[App and web page records]
------------------------

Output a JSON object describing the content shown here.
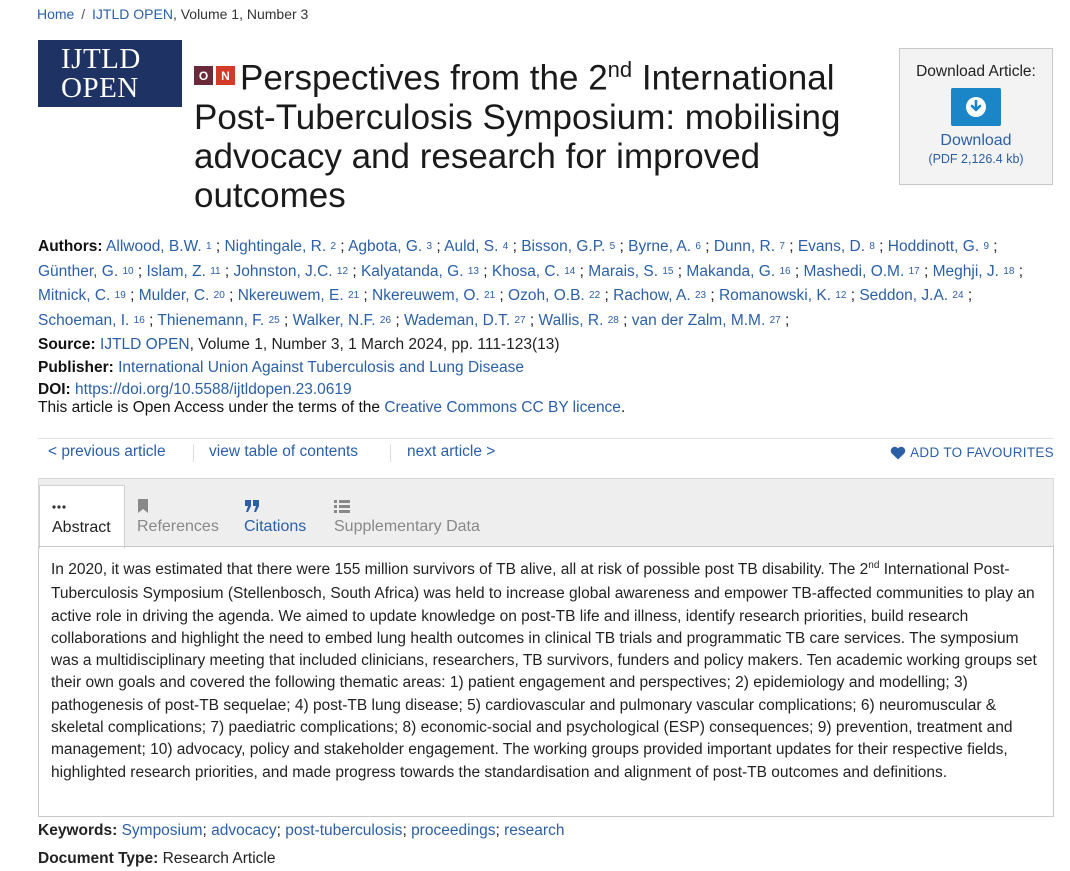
{
  "breadcrumb": {
    "home": "Home",
    "sep": "/",
    "journal": "IJTLD OPEN",
    "rest": ", Volume 1, Number 3"
  },
  "logo": {
    "line1": "IJTLD",
    "line2": "OPEN"
  },
  "badges": {
    "o": "O",
    "n": "N"
  },
  "title": {
    "pre": "Perspectives from the 2",
    "sup": "nd",
    "post": " International Post-Tuberculosis Symposium: mobilising advocacy and research for improved outcomes"
  },
  "download": {
    "heading": "Download Article:",
    "button": "Download",
    "size": "(PDF 2,126.4 kb)"
  },
  "labels": {
    "authors": "Authors:",
    "source": "Source:",
    "publisher": "Publisher:",
    "doi": "DOI:",
    "keywords": "Keywords:",
    "doctype": "Document Type:"
  },
  "authors": [
    {
      "name": "Allwood, B.W.",
      "n": "1"
    },
    {
      "name": "Nightingale, R.",
      "n": "2"
    },
    {
      "name": "Agbota, G.",
      "n": "3"
    },
    {
      "name": "Auld, S.",
      "n": "4"
    },
    {
      "name": "Bisson, G.P.",
      "n": "5"
    },
    {
      "name": "Byrne, A.",
      "n": "6"
    },
    {
      "name": "Dunn, R.",
      "n": "7"
    },
    {
      "name": "Evans, D.",
      "n": "8"
    },
    {
      "name": "Hoddinott, G.",
      "n": "9"
    },
    {
      "name": "Günther, G.",
      "n": "10"
    },
    {
      "name": "Islam, Z.",
      "n": "11"
    },
    {
      "name": "Johnston, J.C.",
      "n": "12"
    },
    {
      "name": "Kalyatanda, G.",
      "n": "13"
    },
    {
      "name": "Khosa, C.",
      "n": "14"
    },
    {
      "name": "Marais, S.",
      "n": "15"
    },
    {
      "name": "Makanda, G.",
      "n": "16"
    },
    {
      "name": "Mashedi, O.M.",
      "n": "17"
    },
    {
      "name": "Meghji, J.",
      "n": "18"
    },
    {
      "name": "Mitnick, C.",
      "n": "19"
    },
    {
      "name": "Mulder, C.",
      "n": "20"
    },
    {
      "name": "Nkereuwem, E.",
      "n": "21"
    },
    {
      "name": "Nkereuwem, O.",
      "n": "21"
    },
    {
      "name": "Ozoh, O.B.",
      "n": "22"
    },
    {
      "name": "Rachow, A.",
      "n": "23"
    },
    {
      "name": "Romanowski, K.",
      "n": "12"
    },
    {
      "name": "Seddon, J.A.",
      "n": "24"
    },
    {
      "name": "Schoeman, I.",
      "n": "16"
    },
    {
      "name": "Thienemann, F.",
      "n": "25"
    },
    {
      "name": "Walker, N.F.",
      "n": "26"
    },
    {
      "name": "Wademan, D.T.",
      "n": "27"
    },
    {
      "name": "Wallis, R.",
      "n": "28"
    },
    {
      "name": "van der Zalm, M.M.",
      "n": "27"
    }
  ],
  "source": {
    "journal": "IJTLD OPEN",
    "rest": ", Volume 1, Number 3, 1 March 2024, pp. 111-123(13)"
  },
  "publisher": "International Union Against Tuberculosis and Lung Disease",
  "doi": "https://doi.org/10.5588/ijtldopen.23.0619",
  "open_access": {
    "text": "This article is Open Access under the terms of the ",
    "link": "Creative Commons CC BY licence",
    "end": "."
  },
  "nav": {
    "prev": "< previous article",
    "toc": "view table of contents",
    "next": "next article >",
    "fav": "ADD TO FAVOURITES"
  },
  "tabs": {
    "abstract": "Abstract",
    "references": "References",
    "citations": "Citations",
    "supplementary": "Supplementary Data"
  },
  "abstract": {
    "p1": "In 2020, it was estimated that there were 155 million survivors of TB alive, all at risk of possible post TB disability. The 2",
    "sup": "nd",
    "p2": " International Post-Tuberculosis Symposium (Stellenbosch, South Africa) was held to increase global awareness and empower TB-affected communities to play an active role in driving the agenda. We aimed to update knowledge on post-TB life and illness, identify research priorities, build research collaborations and highlight the need to embed lung health outcomes in clinical TB trials and programmatic TB care services. The symposium was a multidisciplinary meeting that included clinicians, researchers, TB survivors, funders and policy makers. Ten academic working groups set their own goals and covered the following thematic areas: 1) patient engagement and perspectives; 2) epidemiology and modelling; 3) pathogenesis of post-TB sequelae; 4) post-TB lung disease; 5) cardiovascular and pulmonary vascular complications; 6) neuromuscular & skeletal complications; 7) paediatric complications; 8) economic-social and psychological (ESP) consequences; 9) prevention, treatment and management; 10) advocacy, policy and stakeholder engagement. The working groups provided important updates for their respective fields, highlighted research priorities, and made progress towards the standardisation and alignment of post-TB outcomes and definitions."
  },
  "keywords": [
    "Symposium",
    "advocacy",
    "post-tuberculosis",
    "proceedings",
    "research"
  ],
  "document_type": "Research Article",
  "colors": {
    "link": "#2b5fa6",
    "logo_bg": "#1f3264",
    "download_blue": "#1a86c8",
    "badge_o": "#6b2a3a",
    "badge_n": "#d23b28"
  }
}
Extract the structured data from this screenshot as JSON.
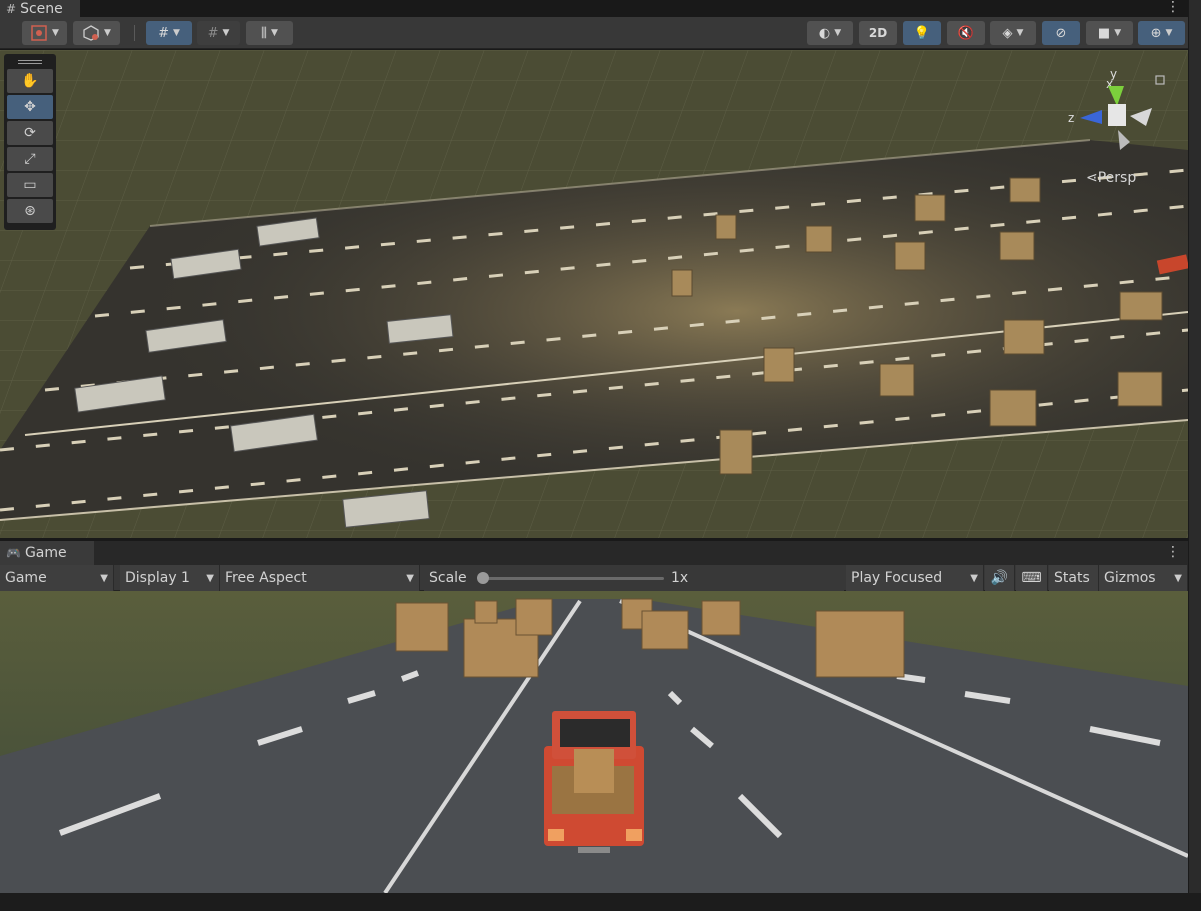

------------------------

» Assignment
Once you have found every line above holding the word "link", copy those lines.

» Response to the task
    "link": "Creative Commons CC BY licence",
    "link": "#2b5fa6",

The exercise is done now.